Over the last decade, growing demand for agricultural commodities—for both food and fuel—has increased the incentives for farm operators to increase production. One way to expand production is by expanding cropland acres. However, cropland expansion is not without negative environmental consequences. A recent ERS study found that about one-third of the expansion in harvested corn crop acreage represented shifts from hay production, Conservation Reserve Program (CRP) enrollment, or grazing land use—all of which provide important environmental benefits, such as wildlife habitat and carbon reduction.
Another way to expand production and potentially increase the economic returns to farming is to intensify the use of existing cropland. Multi-cropping practices offer various strategies for intensification by allowing multiple uses of a single field during a single time period (such as a calendar year). The four main multi-cropping practices are cover cropping, integrated crop livestock systems, woodland-based systems (such as woodland pasture and agroforestry), and double cropping.
This report focuses on double cropping, which involves the harvest of two crops from the same field in a given year. Double cropping may substitute for expanding cropland acreage and may have fewer negative environmental consequences. The authors developed a baseline analysis of U.S. double-cropping patterns from 1999 to 2012 and briefly explored the role that farm programs may have in farmers’ double-cropping decisions. It is intended to support future discussion on the factors influencing its use and on the merits of expanding its use.
What Did the Study Find?
From 1999 to 2012, double cropping occurred on only about 2 percent of total U.S. cropland in most years, suggesting that relatively few farmers are choosing to adopt this practice. In comparison, from 2006 to 2011, an average of 1 to 2 percent of cropland acres were reported to be cover cropped, and 11 to 26 percent of planted acres for selected crops were grazed following harvest (an example of an integrated crop-livestock system).
The Southeast and Midwest contained the greatest total double-cropped land. The Southeast had about one-third of total U.S. double-cropped acreage (with an average 2.7 million acres), and the Midwest had slightly more than one-fifth (with an average 1.8 million acres). The Pacific Northwest contained the least double-cropped acreage, with an average 92,000 acres. These regional differences can be partly attributed to factors such as climate. For example, the Southeast’s larger acreage share reflects its longer growing season.
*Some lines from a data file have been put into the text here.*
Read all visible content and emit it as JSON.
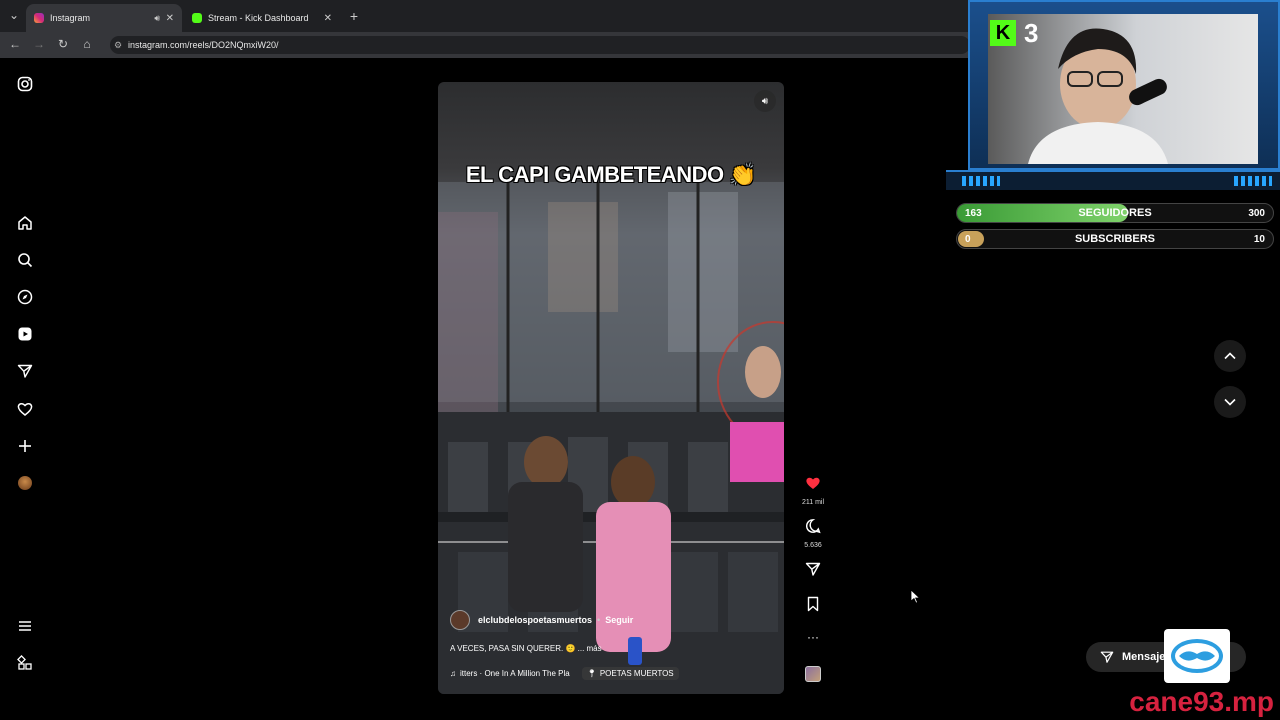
{
  "browser": {
    "tabs": [
      {
        "title": "Instagram"
      },
      {
        "title": "Stream - Kick Dashboard"
      }
    ],
    "url": "instagram.com/reels/DO2NQmxiW20/"
  },
  "reel": {
    "caption_overlay": "EL CAPI GAMBETEANDO 👏",
    "username": "elclubdelospoetasmuertos",
    "follow_label": "Seguir",
    "description": "A VECES, PASA SIN QUERER. 🙂 ... más",
    "audio": "itters · One In A Million    The Pla",
    "location": "POETAS MUERTOS",
    "likes": "211 mil",
    "comments": "5.636"
  },
  "stream_overlay": {
    "level": "3",
    "seguidores": {
      "current": "163",
      "label": "SEGUIDORES",
      "goal": "300",
      "progress": 0.54
    },
    "subscribers": {
      "current": "0",
      "label": "SUBSCRIBERS",
      "goal": "10",
      "progress": 0.0
    }
  },
  "messages_label": "Mensajes",
  "watermark": "cane93.mp",
  "colors": {
    "like": "#ff3040",
    "progress_green": "#5bbf4b",
    "kick_green": "#53fc18",
    "watermark": "#d6223f"
  }
}
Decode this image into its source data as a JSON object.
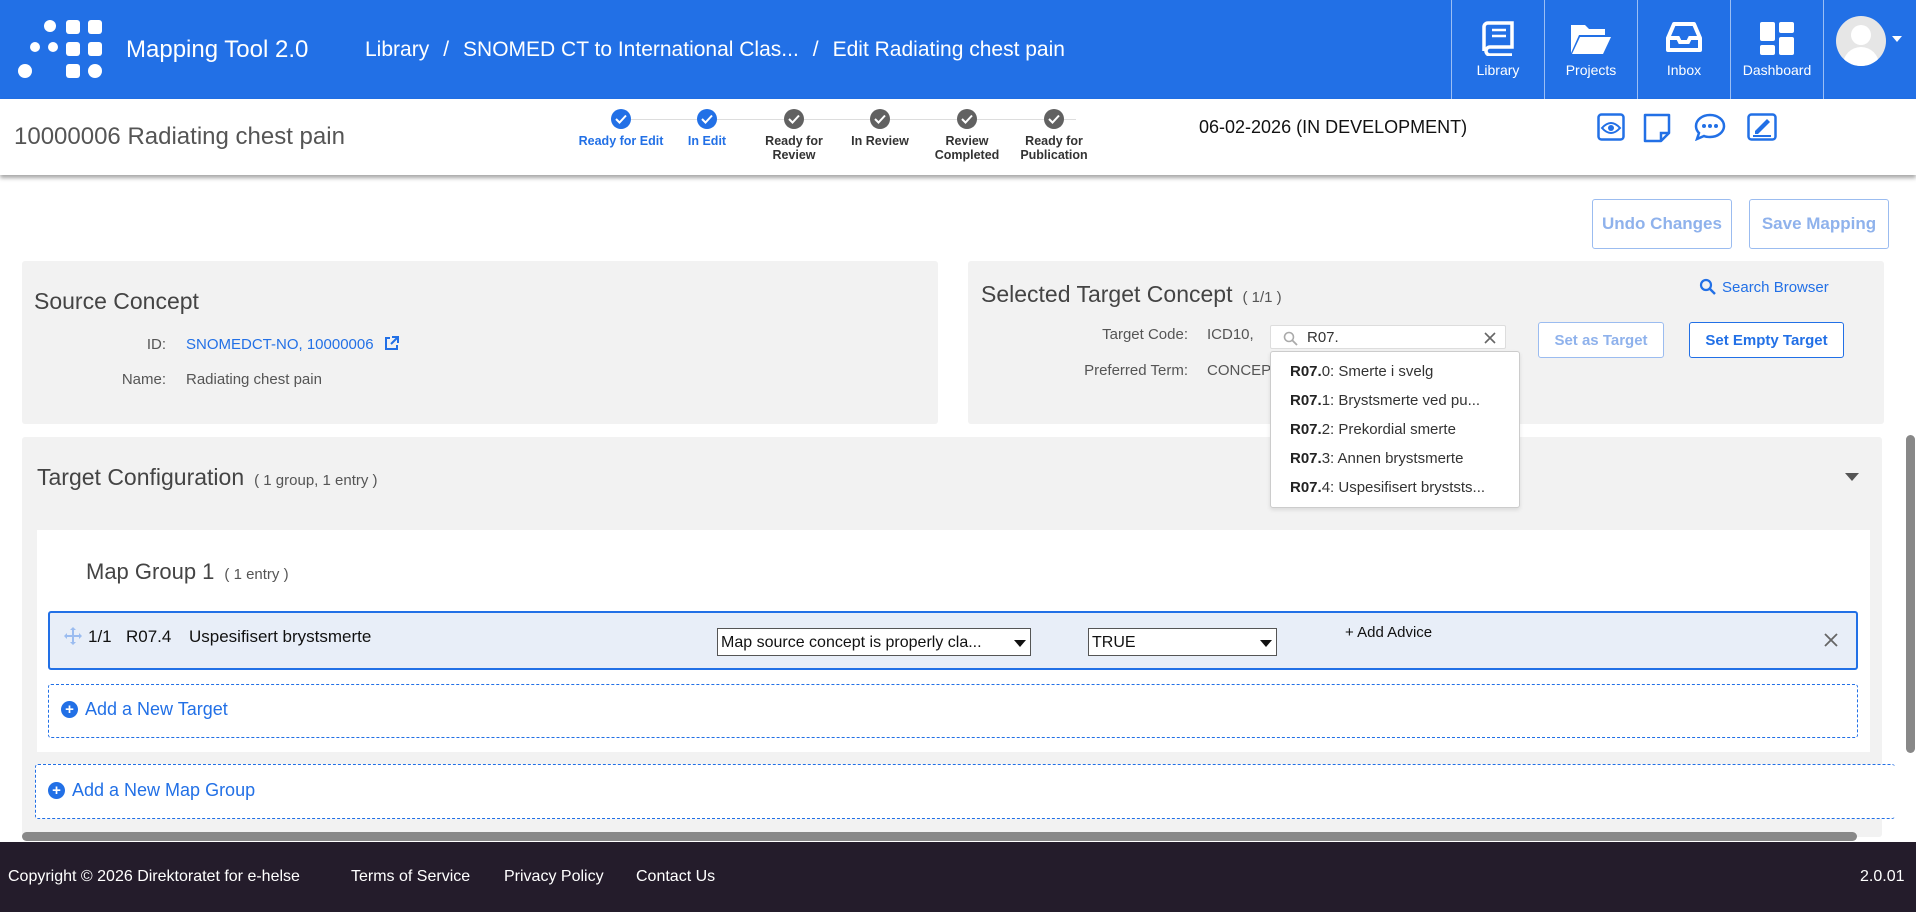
{
  "app": {
    "title": "Mapping Tool 2.0"
  },
  "breadcrumb": [
    {
      "label": "Library"
    },
    {
      "label": "SNOMED CT to International Clas..."
    },
    {
      "label": "Edit Radiating chest pain"
    }
  ],
  "nav": [
    {
      "label": "Library",
      "icon": "book-icon"
    },
    {
      "label": "Projects",
      "icon": "folder-open-icon"
    },
    {
      "label": "Inbox",
      "icon": "inbox-icon"
    },
    {
      "label": "Dashboard",
      "icon": "dashboard-icon"
    }
  ],
  "concept": {
    "title": "10000006 Radiating chest pain"
  },
  "workflow": {
    "steps": [
      {
        "label": "Ready for Edit",
        "state": "done"
      },
      {
        "label": "In Edit",
        "state": "done"
      },
      {
        "label": "Ready for Review",
        "state": "todo"
      },
      {
        "label": "In Review",
        "state": "todo"
      },
      {
        "label": "Review Completed",
        "state": "todo"
      },
      {
        "label": "Ready for Publication",
        "state": "todo"
      }
    ],
    "status": "06-02-2026 (IN DEVELOPMENT)"
  },
  "toolbar": {
    "undo_label": "Undo Changes",
    "save_label": "Save Mapping"
  },
  "source": {
    "title": "Source Concept",
    "id_label": "ID:",
    "id_value": "SNOMEDCT-NO, 10000006",
    "name_label": "Name:",
    "name_value": "Radiating chest pain"
  },
  "target": {
    "title": "Selected Target Concept",
    "count": "( 1/1 )",
    "search_browser_label": "Search Browser",
    "code_label": "Target Code:",
    "code_value": "ICD10,",
    "term_label": "Preferred Term:",
    "term_value": "CONCEPT",
    "search_value": "R07.",
    "set_target_label": "Set as Target",
    "set_empty_label": "Set Empty Target",
    "suggestions": [
      {
        "code": "R07.",
        "suffix": "0",
        "text": ": Smerte i svelg"
      },
      {
        "code": "R07.",
        "suffix": "1",
        "text": ": Brystsmerte ved pu..."
      },
      {
        "code": "R07.",
        "suffix": "2",
        "text": ": Prekordial smerte"
      },
      {
        "code": "R07.",
        "suffix": "3",
        "text": ": Annen brystsmerte"
      },
      {
        "code": "R07.",
        "suffix": "4",
        "text": ": Uspesifisert bryststs..."
      }
    ]
  },
  "config": {
    "title": "Target Configuration",
    "summary": "( 1 group, 1 entry )",
    "group": {
      "title": "Map Group 1",
      "summary": "( 1 entry )",
      "entry": {
        "index": "1/1",
        "code": "R07.4",
        "term": "Uspesifisert brystsmerte",
        "relation": "Map source concept is properly cla...",
        "rule": "TRUE",
        "add_advice_label": "+ Add Advice"
      },
      "add_target_label": "Add a New Target"
    },
    "add_group_label": "Add a New Map Group"
  },
  "footer": {
    "copyright": "Copyright © 2026 Direktoratet for e-helse",
    "terms": "Terms of Service",
    "privacy": "Privacy Policy",
    "contact": "Contact Us",
    "version": "2.0.01"
  },
  "colors": {
    "primary": "#2270e6",
    "footer": "#241c2b",
    "panel": "#f2f2f2"
  }
}
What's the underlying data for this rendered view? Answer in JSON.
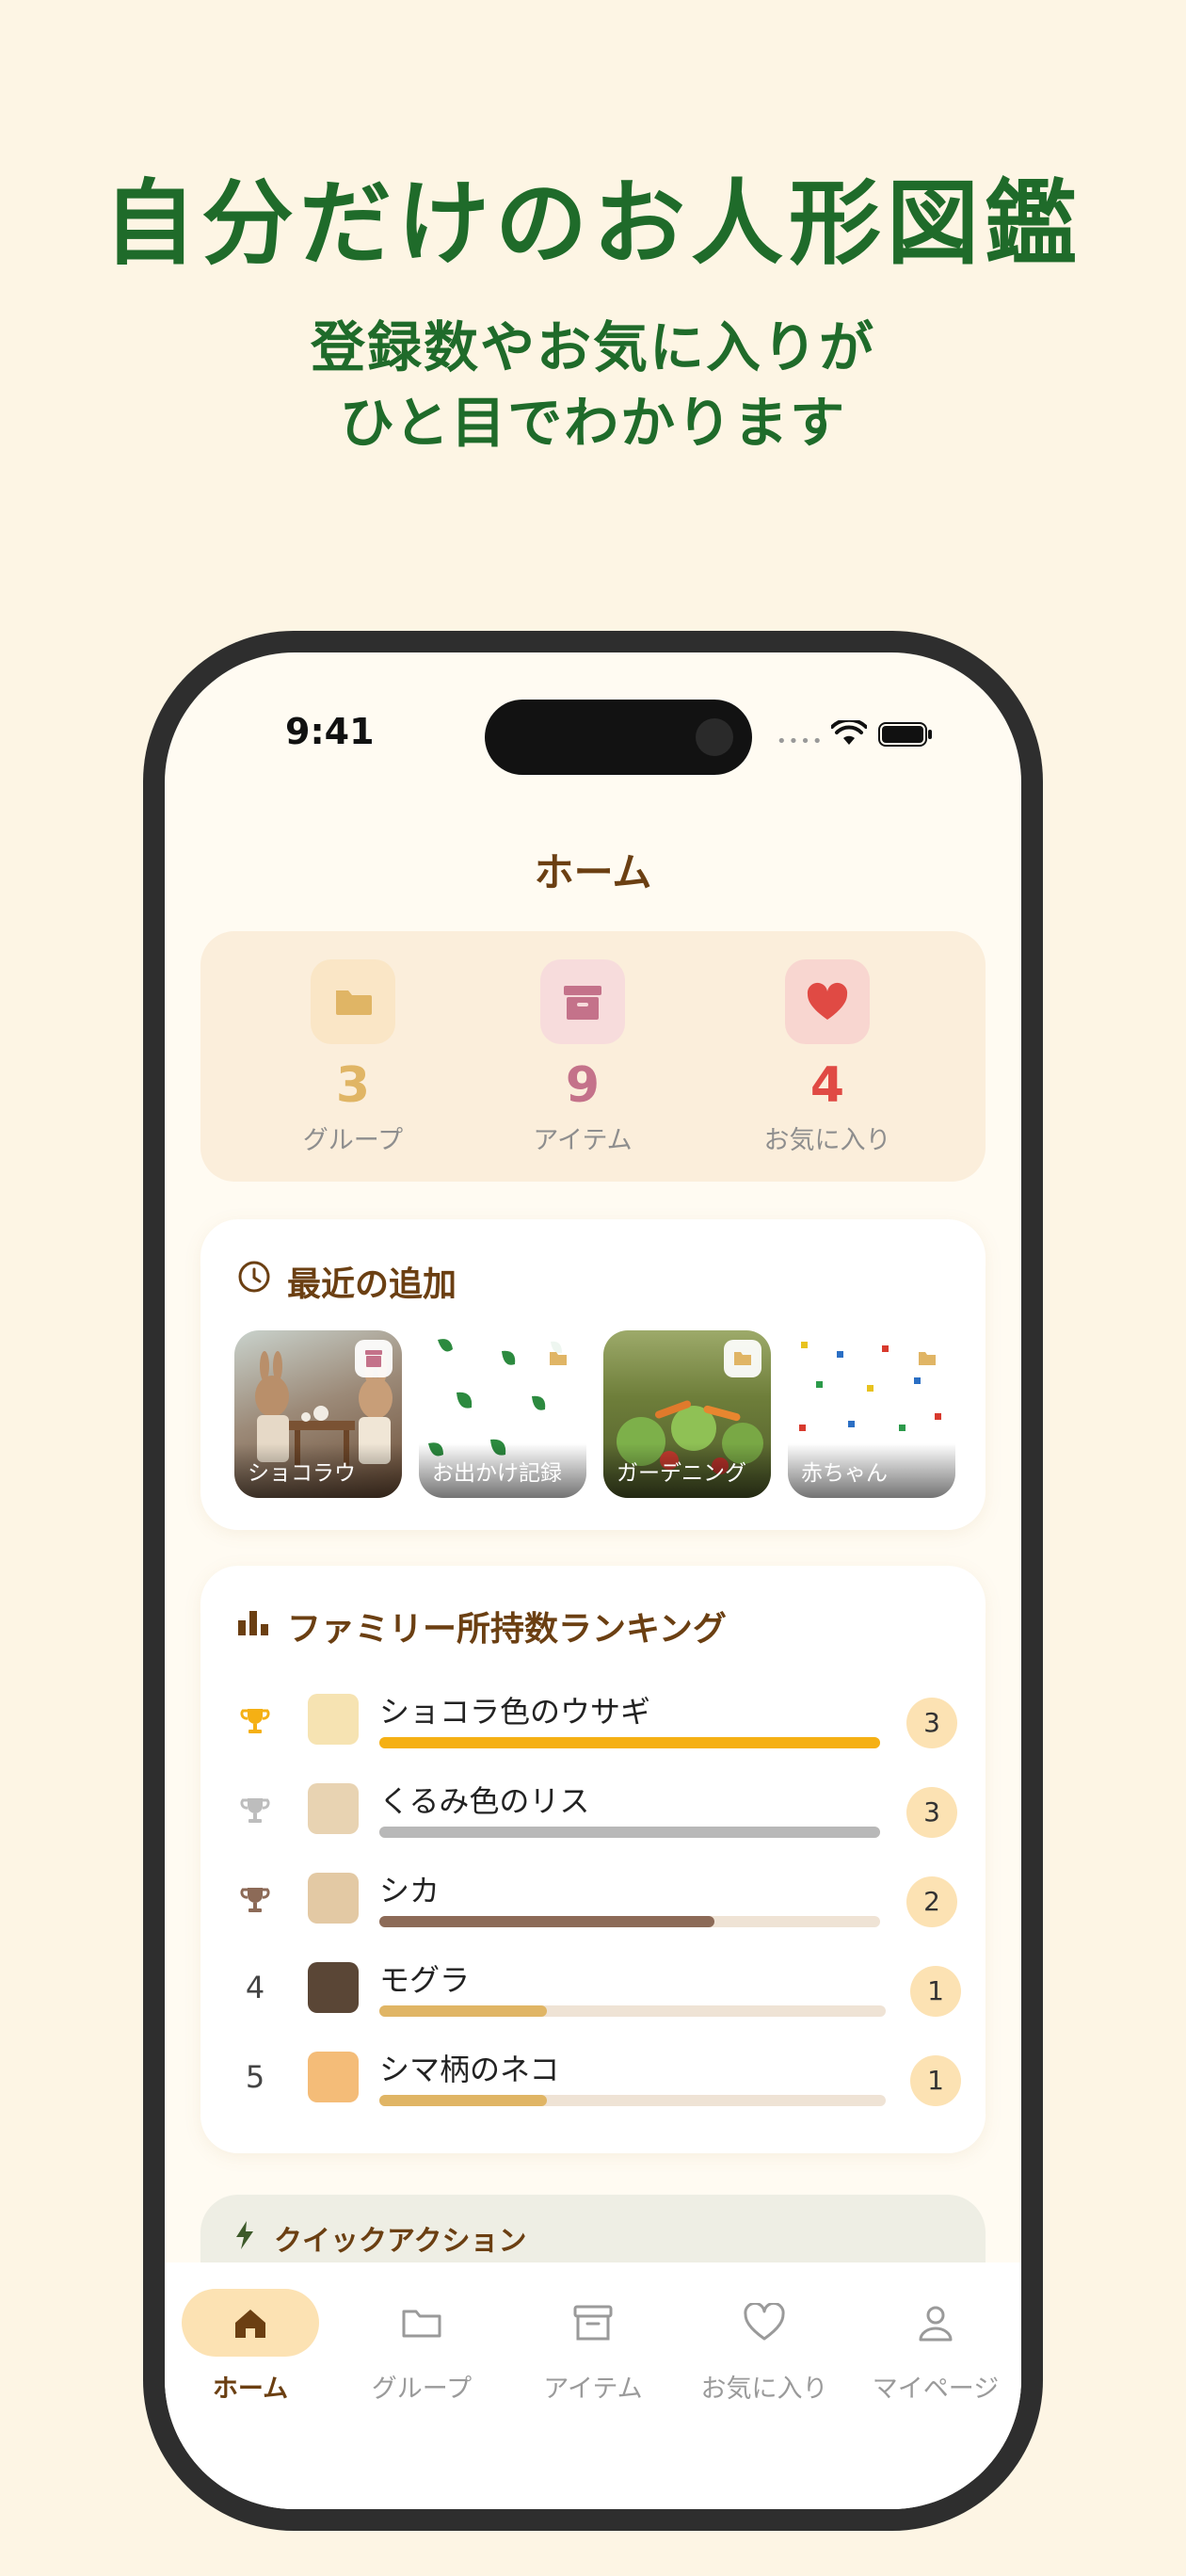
{
  "promo": {
    "headline": "自分だけのお人形図鑑",
    "subline1": "登録数やお気に入りが",
    "subline2": "ひと目でわかります"
  },
  "status_bar": {
    "time": "9:41"
  },
  "nav": {
    "title": "ホーム"
  },
  "stats": [
    {
      "value": "3",
      "label": "グループ",
      "icon": "folder-icon",
      "color": "#E0B565"
    },
    {
      "value": "9",
      "label": "アイテム",
      "icon": "archive-box-icon",
      "color": "#C4728A"
    },
    {
      "value": "4",
      "label": "お気に入り",
      "icon": "heart-icon",
      "color": "#E04A44"
    }
  ],
  "recent": {
    "title": "最近の追加",
    "items": [
      {
        "label": "ショコラウ",
        "type_icon": "archive-box-icon"
      },
      {
        "label": "お出かけ記録",
        "type_icon": "folder-icon"
      },
      {
        "label": "ガーデニング",
        "type_icon": "folder-icon"
      },
      {
        "label": "赤ちゃん",
        "type_icon": "folder-icon"
      }
    ]
  },
  "ranking": {
    "title": "ファミリー所持数ランキング",
    "rows": [
      {
        "rank": "1",
        "mark": "trophy-gold-icon",
        "name": "ショコラ色のウサギ",
        "count": "3",
        "share": 1.0,
        "bar_color": "#F5B014",
        "avatar": "rabbit-avatar"
      },
      {
        "rank": "2",
        "mark": "trophy-silver-icon",
        "name": "くるみ色のリス",
        "count": "3",
        "share": 1.0,
        "bar_color": "#B8B8B8",
        "avatar": "squirrel-avatar"
      },
      {
        "rank": "3",
        "mark": "trophy-bronze-icon",
        "name": "シカ",
        "count": "2",
        "share": 0.67,
        "bar_color": "#8C6A57",
        "avatar": "deer-avatar"
      },
      {
        "rank": "4",
        "mark": "",
        "name": "モグラ",
        "count": "1",
        "share": 0.33,
        "bar_color": "#E0B565",
        "avatar": "mole-avatar"
      },
      {
        "rank": "5",
        "mark": "",
        "name": "シマ柄のネコ",
        "count": "1",
        "share": 0.33,
        "bar_color": "#E0B565",
        "avatar": "cat-avatar"
      }
    ]
  },
  "quick_actions": {
    "title": "クイックアクション"
  },
  "tabs": [
    {
      "label": "ホーム",
      "icon": "home-icon",
      "active": true
    },
    {
      "label": "グループ",
      "icon": "folder-icon",
      "active": false
    },
    {
      "label": "アイテム",
      "icon": "archive-box-icon",
      "active": false
    },
    {
      "label": "お気に入り",
      "icon": "heart-icon",
      "active": false
    },
    {
      "label": "マイページ",
      "icon": "person-icon",
      "active": false
    }
  ]
}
Viewed as shares of each region’s total cropland, double cropping was most common in the Northeast, Southeast, and Southwest regions. The Northeast had the highest share (with nearly 10 percent of its cropland double cropped, on average), while the Northern Plains had the lowest share (with less than 0.5 percent double cropped, on average). The large Northeast acreage share suggests that the constraints short growing seasons pose to double cropping can be overcome with alternative crop combinations, production practices, or the use of new technologies, such as hybrid seeds.
Changing commodity prices are likely one factor in the decision to double crop. Over time, total double-cropped acreage tracked trends in soybean, winter wheat, and corn prices. When commodity prices were increasing or were relatively high at the time of planting decisions, the total double-cropped acreage also increased.
Slightly more than half of double-cropped acreage included soybeans. Nationally, an average of 53 percent of total double-cropped acres were double cropped with soybeans. Within the Southeast, soybeans represented a much larger share of double-cropped acreage than in other regions.
Crop insurance restrictions—including higher premiums tied to double cropping in some locations, or difficulty obtaining insurance for second crops—may discourage farmers from double cropping. However, if the market or environmental incentives for double cropping change, the crop insurance program has sufficient flexibility to avoid becoming a long-run constraint on double cropping.
How Was the Study Conducted?
The analysis relies primarily on data from the National Agricultural Statistics Service’s (NASS) June Area Survey (JAS) to report on these trends. Data were also compiled from the Agricultural Resource Management Survey (ARMS), which is jointly administered by the Economic Research Service (ERS) and NASS, to investigate the double-cropping combinations farmers use. The USDA’s Risk Management Agency’s (RMA) county-level actuarial master data are explored to discuss the possible impacts of programs and policies on double-cropping decisions.